---------- Data

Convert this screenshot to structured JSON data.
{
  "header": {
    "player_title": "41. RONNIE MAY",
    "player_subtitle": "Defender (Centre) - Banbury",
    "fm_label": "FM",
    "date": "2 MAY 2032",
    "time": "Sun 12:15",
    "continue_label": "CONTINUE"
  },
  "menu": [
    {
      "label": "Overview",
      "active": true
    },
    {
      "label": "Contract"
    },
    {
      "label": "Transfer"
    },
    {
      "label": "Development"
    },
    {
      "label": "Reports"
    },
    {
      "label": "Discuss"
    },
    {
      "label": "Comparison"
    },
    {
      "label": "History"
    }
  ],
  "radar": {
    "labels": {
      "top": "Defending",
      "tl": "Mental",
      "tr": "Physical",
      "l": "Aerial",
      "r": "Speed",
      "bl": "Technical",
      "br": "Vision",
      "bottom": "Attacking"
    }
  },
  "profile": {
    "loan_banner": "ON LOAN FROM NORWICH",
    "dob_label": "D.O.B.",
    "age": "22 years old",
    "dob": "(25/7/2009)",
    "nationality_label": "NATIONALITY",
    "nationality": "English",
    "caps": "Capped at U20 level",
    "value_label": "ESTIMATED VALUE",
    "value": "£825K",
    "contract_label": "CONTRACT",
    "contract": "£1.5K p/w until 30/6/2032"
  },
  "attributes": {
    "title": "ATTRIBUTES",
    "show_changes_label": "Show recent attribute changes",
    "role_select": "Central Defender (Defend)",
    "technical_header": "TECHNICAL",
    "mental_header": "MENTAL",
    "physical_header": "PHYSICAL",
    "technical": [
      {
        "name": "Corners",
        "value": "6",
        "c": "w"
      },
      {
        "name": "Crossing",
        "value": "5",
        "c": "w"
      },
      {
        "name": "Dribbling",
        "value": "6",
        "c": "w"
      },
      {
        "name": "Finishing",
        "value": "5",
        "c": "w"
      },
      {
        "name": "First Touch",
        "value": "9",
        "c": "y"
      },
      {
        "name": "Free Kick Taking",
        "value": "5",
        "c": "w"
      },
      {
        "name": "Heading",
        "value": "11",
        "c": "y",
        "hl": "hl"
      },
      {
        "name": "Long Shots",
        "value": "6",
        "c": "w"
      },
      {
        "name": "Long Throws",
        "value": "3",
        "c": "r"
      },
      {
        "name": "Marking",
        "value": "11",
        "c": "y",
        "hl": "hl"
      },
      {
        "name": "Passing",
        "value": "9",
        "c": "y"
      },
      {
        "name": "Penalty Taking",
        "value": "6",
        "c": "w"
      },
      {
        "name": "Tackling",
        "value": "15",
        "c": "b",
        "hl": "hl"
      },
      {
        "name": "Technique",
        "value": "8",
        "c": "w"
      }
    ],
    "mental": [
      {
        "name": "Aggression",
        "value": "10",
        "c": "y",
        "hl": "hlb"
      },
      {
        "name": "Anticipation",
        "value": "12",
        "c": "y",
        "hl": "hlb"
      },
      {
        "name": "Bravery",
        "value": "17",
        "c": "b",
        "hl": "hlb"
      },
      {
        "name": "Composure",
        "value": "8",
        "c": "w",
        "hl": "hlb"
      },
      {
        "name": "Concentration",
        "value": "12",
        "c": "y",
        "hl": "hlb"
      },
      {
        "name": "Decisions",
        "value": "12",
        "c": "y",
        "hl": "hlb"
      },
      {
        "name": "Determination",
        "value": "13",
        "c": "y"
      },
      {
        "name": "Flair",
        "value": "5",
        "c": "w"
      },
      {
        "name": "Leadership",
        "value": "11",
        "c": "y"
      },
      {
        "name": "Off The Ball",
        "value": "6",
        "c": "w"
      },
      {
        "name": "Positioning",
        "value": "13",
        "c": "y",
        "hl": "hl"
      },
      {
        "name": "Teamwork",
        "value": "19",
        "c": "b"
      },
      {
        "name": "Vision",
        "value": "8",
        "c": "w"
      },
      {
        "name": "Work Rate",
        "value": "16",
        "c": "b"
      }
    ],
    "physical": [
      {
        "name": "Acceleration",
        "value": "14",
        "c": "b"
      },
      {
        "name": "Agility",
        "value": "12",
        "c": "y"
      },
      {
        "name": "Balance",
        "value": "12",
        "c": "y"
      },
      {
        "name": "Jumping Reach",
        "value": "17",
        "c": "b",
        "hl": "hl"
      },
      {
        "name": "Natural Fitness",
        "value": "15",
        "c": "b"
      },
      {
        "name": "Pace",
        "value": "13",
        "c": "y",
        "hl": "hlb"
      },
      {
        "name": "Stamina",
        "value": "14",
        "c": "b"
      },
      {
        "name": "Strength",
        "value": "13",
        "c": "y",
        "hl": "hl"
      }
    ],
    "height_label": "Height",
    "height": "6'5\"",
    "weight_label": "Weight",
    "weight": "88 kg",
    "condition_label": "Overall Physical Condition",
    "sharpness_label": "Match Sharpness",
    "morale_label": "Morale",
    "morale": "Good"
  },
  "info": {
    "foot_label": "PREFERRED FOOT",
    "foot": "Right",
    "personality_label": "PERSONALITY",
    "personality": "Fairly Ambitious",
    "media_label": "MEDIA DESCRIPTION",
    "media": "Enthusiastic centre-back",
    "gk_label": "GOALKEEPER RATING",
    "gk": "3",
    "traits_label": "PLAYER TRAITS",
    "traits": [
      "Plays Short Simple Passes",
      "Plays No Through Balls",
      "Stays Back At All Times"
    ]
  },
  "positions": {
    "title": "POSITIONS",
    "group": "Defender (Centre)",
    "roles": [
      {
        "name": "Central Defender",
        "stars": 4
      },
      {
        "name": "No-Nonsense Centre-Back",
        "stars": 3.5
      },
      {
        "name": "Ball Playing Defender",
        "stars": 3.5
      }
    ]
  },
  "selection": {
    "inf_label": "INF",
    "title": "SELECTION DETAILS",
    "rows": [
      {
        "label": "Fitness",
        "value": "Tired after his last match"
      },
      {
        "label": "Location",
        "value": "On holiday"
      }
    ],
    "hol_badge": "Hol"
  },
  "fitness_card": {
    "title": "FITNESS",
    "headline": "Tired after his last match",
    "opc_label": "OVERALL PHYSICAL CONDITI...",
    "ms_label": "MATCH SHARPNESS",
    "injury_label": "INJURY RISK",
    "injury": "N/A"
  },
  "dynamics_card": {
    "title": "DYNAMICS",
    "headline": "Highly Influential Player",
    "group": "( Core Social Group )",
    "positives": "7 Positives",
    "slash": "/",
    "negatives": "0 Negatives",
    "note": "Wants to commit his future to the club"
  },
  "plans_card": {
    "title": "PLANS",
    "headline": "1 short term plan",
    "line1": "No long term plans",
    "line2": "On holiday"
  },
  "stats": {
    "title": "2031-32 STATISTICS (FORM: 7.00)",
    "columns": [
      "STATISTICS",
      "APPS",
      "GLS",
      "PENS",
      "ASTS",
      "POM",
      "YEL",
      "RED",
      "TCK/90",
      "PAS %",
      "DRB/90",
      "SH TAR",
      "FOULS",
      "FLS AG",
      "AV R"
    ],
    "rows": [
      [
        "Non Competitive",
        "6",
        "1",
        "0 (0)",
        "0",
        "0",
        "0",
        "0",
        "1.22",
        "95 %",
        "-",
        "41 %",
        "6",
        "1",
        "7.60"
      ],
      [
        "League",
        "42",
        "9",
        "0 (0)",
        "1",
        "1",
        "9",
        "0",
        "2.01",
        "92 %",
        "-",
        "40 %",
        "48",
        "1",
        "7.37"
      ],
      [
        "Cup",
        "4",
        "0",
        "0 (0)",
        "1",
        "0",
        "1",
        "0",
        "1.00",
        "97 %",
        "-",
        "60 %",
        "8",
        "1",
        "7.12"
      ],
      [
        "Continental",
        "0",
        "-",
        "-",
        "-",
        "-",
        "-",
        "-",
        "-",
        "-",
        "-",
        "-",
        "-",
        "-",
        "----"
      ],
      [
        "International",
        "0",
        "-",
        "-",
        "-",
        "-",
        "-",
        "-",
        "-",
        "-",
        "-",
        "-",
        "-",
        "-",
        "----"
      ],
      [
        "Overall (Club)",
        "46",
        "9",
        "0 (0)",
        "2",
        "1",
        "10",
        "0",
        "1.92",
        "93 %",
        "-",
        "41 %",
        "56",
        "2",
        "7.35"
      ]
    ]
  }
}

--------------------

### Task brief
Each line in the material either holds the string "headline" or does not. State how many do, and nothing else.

### Result for this task
3